Naturally, European yards, particularly Finnish ones, are probably going to rank high on the list. In fact, last spring, STX Finland delivered a similar vessel, the SA Agulhas II for the South African National Antarctic Programme. The Netherlands' Damen Shipyards as well as Singapore's Keppel Singmarine, among others, had also bid on the project.
Interestingly, in 2008, Keppel Singmarine made a huge splash in the icebreaking market, becoming the first Asian yard to build ice-breaking vessels, and with a small portfolio in this sector, they could also be sizing up this opportunity.
Meantime, Germany's Nordic yards are busy with newbuild contracts for two rescue and salvage ice-breaking vessels to be built for the Russian Ministry of Transport that will operate in the Arctic's northern polar sea.
Canada can't be left out of the game either. Seaspan, located on the country's West Coast, has a successful history of building icebreakers and is set to build the New Canadian icebreaker CCGS John Diefenbaker. On the other hand, Mitsubishi, who are sailing back into the passenger sector after a nine-year absence, may also throw their hat into the ring, too.
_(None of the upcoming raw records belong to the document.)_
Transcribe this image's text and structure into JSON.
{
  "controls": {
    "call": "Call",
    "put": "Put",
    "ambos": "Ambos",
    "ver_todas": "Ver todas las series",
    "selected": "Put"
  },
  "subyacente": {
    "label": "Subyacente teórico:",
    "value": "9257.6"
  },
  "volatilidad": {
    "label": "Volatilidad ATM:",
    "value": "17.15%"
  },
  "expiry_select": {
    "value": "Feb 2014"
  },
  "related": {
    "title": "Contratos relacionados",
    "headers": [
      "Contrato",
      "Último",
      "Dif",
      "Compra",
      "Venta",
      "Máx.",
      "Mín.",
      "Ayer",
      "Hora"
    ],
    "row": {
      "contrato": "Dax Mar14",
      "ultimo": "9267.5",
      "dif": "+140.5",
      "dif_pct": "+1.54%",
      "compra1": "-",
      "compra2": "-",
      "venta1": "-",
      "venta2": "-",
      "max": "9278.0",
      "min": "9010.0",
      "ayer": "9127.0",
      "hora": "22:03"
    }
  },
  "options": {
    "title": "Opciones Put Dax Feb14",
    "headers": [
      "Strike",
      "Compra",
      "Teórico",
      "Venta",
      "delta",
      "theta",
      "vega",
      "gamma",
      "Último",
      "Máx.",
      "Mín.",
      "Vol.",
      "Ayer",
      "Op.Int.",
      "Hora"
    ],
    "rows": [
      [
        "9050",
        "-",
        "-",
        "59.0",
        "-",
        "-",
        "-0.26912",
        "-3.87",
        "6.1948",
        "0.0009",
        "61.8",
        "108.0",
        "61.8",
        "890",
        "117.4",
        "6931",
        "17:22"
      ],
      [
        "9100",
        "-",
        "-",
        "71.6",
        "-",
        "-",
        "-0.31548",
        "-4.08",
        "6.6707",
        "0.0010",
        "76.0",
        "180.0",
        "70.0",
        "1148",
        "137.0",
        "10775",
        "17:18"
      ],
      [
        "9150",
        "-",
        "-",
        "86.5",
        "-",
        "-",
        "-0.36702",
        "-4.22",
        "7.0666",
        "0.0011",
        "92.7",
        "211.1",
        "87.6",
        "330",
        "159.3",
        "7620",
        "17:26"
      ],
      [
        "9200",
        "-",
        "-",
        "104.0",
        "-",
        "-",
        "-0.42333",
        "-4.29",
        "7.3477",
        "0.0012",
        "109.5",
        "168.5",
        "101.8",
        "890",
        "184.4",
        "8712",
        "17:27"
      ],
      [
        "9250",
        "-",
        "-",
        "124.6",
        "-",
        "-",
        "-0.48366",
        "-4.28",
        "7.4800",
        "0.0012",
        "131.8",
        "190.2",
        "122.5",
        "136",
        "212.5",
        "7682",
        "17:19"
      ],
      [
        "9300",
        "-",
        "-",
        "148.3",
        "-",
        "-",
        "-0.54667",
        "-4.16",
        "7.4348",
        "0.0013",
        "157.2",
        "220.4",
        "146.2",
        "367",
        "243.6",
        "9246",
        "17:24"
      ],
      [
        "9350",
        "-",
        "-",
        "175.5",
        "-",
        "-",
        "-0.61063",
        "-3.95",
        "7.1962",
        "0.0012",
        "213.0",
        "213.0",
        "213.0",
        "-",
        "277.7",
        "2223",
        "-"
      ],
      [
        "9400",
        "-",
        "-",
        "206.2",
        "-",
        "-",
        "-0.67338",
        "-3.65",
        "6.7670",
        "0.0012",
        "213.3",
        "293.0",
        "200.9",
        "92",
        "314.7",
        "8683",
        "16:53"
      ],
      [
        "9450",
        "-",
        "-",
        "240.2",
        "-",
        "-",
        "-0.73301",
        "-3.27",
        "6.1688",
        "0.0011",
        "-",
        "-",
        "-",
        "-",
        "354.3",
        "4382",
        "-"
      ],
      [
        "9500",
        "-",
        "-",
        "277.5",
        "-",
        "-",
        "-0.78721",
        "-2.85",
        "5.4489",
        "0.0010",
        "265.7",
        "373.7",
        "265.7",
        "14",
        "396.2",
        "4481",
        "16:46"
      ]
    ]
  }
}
While Aurora Australis is part of the $200m Hobart Antarctic program, she is owned by P&O Maritime and chartered by the Antarctic Division. However, the Australian government is looking to change the model to one where the government will own the ship, while having a ship manager operate it on their behalf. An Australian ship manager? That remains to be seen.
It is hoped the new replacement icebreaker will be ready to ply the Antarctic waters by 2017, but first it will need a yard that's up to the task. Unfortunately, I highly doubt it will be built in one from down under.